The following pages have grown out of many talks given during the year by Mr. Neuhaus to his students at the University of California. Presented to the public in the form of a series of evening lectures at the University, and repeated before many other organizations through California, his interpretation of the Art of the Exposition roused a demand for its repetition so widespread as only to be met by the aid of the printing press.
The book’s main sections are: Architecture, Sculpture, Color Scheme and the Landscape Gardening, Mural Decorations, and Illumination (i.e. lighting). While electricity was no longer a novelty, the PPIE’s buildings were elegantly lit at night with a huge number of electric lights:
The first half hour after the close of day, as enjoyed around the lagoon, with the Fine Arts Building in the background, reflected in the waters, will linger forever in the minds of all who are privileged to see it. Such blues I have seen only in pictures by Maxfield Parrish. Combined with the rich gold of the colonnade, they are almost supernatural. The whole effect, as relfected in the placid surface o the lagoon, occasionally broken here and there by a slowly moving waterfowl … is inspiring, and must awaken an aesthetic response in the soul of the most ordinary mortal.

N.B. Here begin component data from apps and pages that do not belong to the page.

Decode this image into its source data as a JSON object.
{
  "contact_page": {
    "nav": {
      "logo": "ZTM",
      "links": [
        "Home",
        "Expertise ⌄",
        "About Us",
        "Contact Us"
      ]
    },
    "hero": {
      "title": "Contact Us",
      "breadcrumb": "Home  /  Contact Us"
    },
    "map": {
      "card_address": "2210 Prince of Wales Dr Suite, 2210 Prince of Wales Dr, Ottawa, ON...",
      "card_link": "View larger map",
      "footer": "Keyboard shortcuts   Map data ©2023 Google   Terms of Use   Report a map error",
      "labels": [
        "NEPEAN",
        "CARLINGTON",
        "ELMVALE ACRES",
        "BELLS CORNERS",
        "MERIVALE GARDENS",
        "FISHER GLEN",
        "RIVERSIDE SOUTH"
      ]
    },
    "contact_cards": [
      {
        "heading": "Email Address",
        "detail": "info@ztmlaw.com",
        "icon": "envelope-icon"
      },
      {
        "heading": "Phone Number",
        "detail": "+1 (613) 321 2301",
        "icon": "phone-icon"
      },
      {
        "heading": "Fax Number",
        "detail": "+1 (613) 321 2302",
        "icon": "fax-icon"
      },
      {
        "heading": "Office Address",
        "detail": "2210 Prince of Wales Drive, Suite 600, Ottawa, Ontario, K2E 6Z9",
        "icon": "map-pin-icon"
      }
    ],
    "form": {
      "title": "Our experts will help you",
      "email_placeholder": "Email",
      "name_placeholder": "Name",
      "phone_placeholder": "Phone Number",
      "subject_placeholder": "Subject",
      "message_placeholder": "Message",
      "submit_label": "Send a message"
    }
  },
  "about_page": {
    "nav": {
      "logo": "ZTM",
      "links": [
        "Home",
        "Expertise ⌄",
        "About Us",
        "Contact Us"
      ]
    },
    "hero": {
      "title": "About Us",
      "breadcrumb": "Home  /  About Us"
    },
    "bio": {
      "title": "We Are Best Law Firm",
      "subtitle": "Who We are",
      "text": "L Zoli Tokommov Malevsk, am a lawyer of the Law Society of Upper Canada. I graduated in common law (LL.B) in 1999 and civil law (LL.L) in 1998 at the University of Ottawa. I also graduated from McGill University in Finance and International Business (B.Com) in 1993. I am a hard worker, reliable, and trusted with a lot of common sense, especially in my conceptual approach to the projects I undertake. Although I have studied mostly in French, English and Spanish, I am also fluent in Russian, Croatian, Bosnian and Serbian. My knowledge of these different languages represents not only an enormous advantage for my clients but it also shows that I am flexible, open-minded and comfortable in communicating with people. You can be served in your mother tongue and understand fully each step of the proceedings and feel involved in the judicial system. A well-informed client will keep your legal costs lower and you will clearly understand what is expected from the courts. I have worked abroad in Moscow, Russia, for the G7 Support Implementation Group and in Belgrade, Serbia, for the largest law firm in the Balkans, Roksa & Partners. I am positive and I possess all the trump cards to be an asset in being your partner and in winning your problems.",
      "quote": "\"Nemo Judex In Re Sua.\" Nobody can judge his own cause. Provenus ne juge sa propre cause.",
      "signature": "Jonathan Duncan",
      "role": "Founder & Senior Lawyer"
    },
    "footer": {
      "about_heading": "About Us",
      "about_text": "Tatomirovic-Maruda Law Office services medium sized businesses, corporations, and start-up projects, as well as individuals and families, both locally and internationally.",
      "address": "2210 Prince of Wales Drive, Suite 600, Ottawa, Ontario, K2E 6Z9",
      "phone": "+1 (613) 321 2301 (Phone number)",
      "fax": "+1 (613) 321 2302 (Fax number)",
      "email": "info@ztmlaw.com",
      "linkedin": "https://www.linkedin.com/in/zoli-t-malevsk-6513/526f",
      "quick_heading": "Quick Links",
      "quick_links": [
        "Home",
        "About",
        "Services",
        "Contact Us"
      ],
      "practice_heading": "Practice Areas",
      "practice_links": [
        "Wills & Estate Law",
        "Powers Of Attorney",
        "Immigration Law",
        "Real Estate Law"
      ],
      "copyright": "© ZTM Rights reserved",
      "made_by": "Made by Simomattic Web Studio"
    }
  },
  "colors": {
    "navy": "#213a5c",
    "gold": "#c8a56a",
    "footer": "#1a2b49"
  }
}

The first four sections were covered in more detail, by other authors, in separate volumes from Elder: The Architecture & Landscape Gardening of the Exposition, and The Sculpture and Mural Decorations of the Exposition. Along with The Galleries of the Exposition, the four books make a nice set of identically bound PPIE books for your library.
Neuhaus saves his greatest disdain for the midway, or as it was called at the PPIE, “The Zone”:

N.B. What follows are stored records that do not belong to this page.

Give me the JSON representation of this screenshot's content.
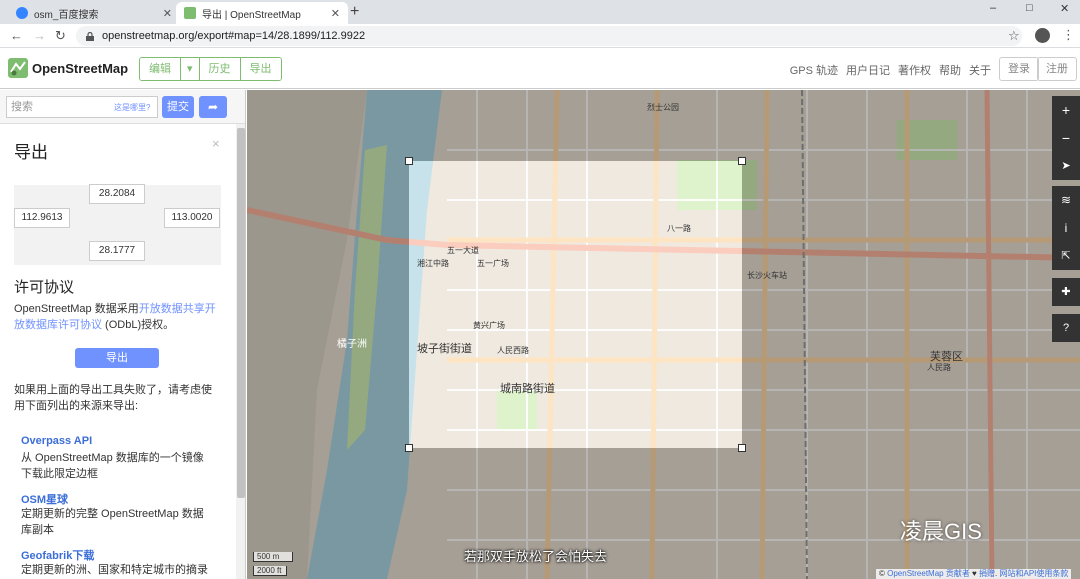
{
  "browser": {
    "tabs": [
      {
        "title": "osm_百度搜索",
        "active": false
      },
      {
        "title": "导出 | OpenStreetMap",
        "active": true
      }
    ],
    "url": "openstreetmap.org/export#map=14/28.1899/112.9922",
    "new_tab_icon": "+",
    "controls": [
      "–",
      "□",
      "✕"
    ]
  },
  "osm": {
    "brand": "OpenStreetMap",
    "edit": "编辑",
    "history": "历史",
    "export": "导出",
    "secondary_links": [
      "GPS 轨迹",
      "用户日记",
      "著作权",
      "帮助",
      "关于"
    ],
    "login": "登录",
    "signup": "注册"
  },
  "sidebar": {
    "search_placeholder": "搜索",
    "where_am_i": "这是哪里?",
    "submit": "提交",
    "title": "导出",
    "bbox": {
      "north": "28.2084",
      "west": "112.9613",
      "east": "113.0020",
      "south": "28.1777"
    },
    "license_title": "许可协议",
    "license_text_1": "OpenStreetMap 数据采用",
    "license_link": "开放数据共享开放数据库许可协议",
    "license_text_2": " (ODbL)授权。",
    "export_button": "导出",
    "fallback_text": "如果用上面的导出工具失败了，请考虑使用下面列出的来源来导出:",
    "sources": [
      {
        "title": "Overpass API",
        "desc": "从 OpenStreetMap 数据库的一个镜像下载此限定边框"
      },
      {
        "title": "OSM星球",
        "desc": "定期更新的完整 OpenStreetMap 数据库副本"
      },
      {
        "title": "Geofabrik下载",
        "desc": "定期更新的洲、国家和特定城市的摘录"
      }
    ]
  },
  "map": {
    "labels": [
      "坡子街街道",
      "城南路街道",
      "橘子洲",
      "芙蓉区",
      "五一大道",
      "长沙火车站",
      "烈士公园",
      "八一路",
      "人民西路",
      "湘江中路",
      "五一广场",
      "黄兴广场",
      "人民路"
    ],
    "scale_m": "500 m",
    "scale_ft": "2000 ft",
    "attribution_prefix": "© ",
    "attribution_link": "OpenStreetMap 贡献者",
    "attribution_heart": " ♥ ",
    "attribution_donate": "捐赠",
    "attribution_terms": "网站和API使用条款",
    "watermark": "凌晨GIS",
    "subtitle": "若那双手放松了会怕失去",
    "colors": {
      "water": "#aad3df",
      "primary": "#fcd6a4",
      "trunk": "#f9b29c",
      "green": "#cdebb0"
    }
  }
}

[The Zone] is invaluable, however, as an object lesson in showing the fatal results of the utter disregard of all those fundamental laws of balance, harmony, and unity so uniformly and persistently applied through the seriously designed main body of the Exposition. There is no harmony whatever in the Zone anywhere, either in the form, style, or color, unless it be the harmony of ugliness which is carried through this riotous mêlée of flimsiness and sham.

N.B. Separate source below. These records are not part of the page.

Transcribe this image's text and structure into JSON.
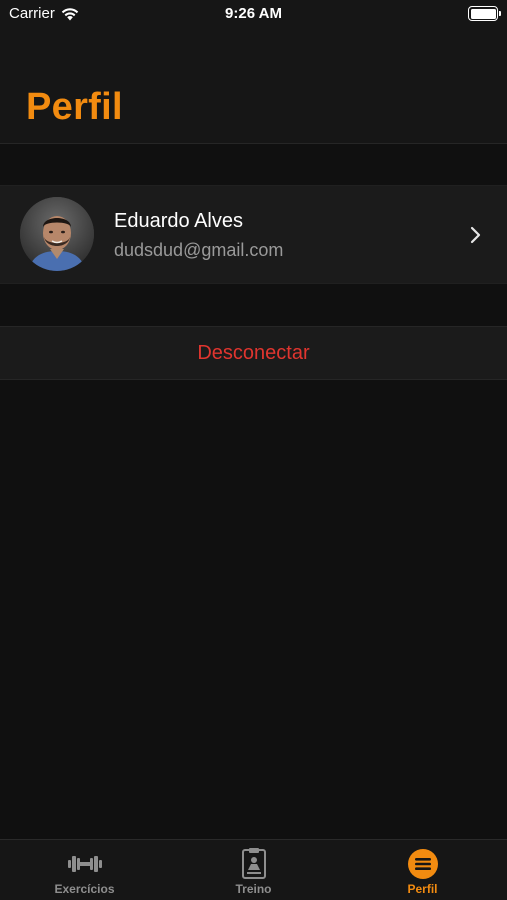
{
  "status_bar": {
    "carrier": "Carrier",
    "time": "9:26 AM"
  },
  "header": {
    "title": "Perfil"
  },
  "profile": {
    "name": "Eduardo Alves",
    "email": "dudsdud@gmail.com"
  },
  "actions": {
    "disconnect_label": "Desconectar"
  },
  "tabs": [
    {
      "label": "Exercícios",
      "icon": "dumbbell-icon",
      "active": false
    },
    {
      "label": "Treino",
      "icon": "workout-board-icon",
      "active": false
    },
    {
      "label": "Perfil",
      "icon": "menu-lines-icon",
      "active": true
    }
  ],
  "colors": {
    "accent": "#f28b10",
    "destructive": "#e0352f",
    "background": "#101010"
  }
}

Karl Eugen Neuhaus was born in Barmen (now Wuppertal), Germany on 18 September 1879. He studied at the Royal Art School in Kassel and the Berlin Royal Institute for Applied Arts, and came to San Francisco in 1904, where he setup a studio across the corridor from William Keith. After being burned out by the earthquake and fire in 1906, he lived in Monterey and helped found the Del Monte Art Gallery.
In 1908, Neuhaus became head of the Art department at University of California, Berkeley, a post he would hold for over forty years. At the PPIE he was Chairman of the Western Advisory Committee and was a member of the San Francisco Jury of the Department of Fine Arts; he exhibited six entries. He was a popular public speaker and wrote many books on art history. Neuhaus died in Berkeley, California on 29 October 1963.
This book, one of eleven published in 1915 by Elder on the PPIE, was very popular and went into a fourth printing (very unusual for an Elder). It was published in several bindings: beige paper on boards, buckram on boards, and leather on boards (see photos).
In addition, there was a special issue of Art of the Exposition from the Victor Talking Machine Company (famous for the dog Nipper and the slogan “His Master’s Voice”), consisting of a modified cover and a sixteen-page insert opposite page 1. The insert commemorates a meeting of the National Association of Talking Machine Jobbers and guests of the Victor Talking Machine Company, held on Saturday 24 July 1915 at the Victor Temple at the PPIE, then the next day at Muir Woods on Mt Tamalpais.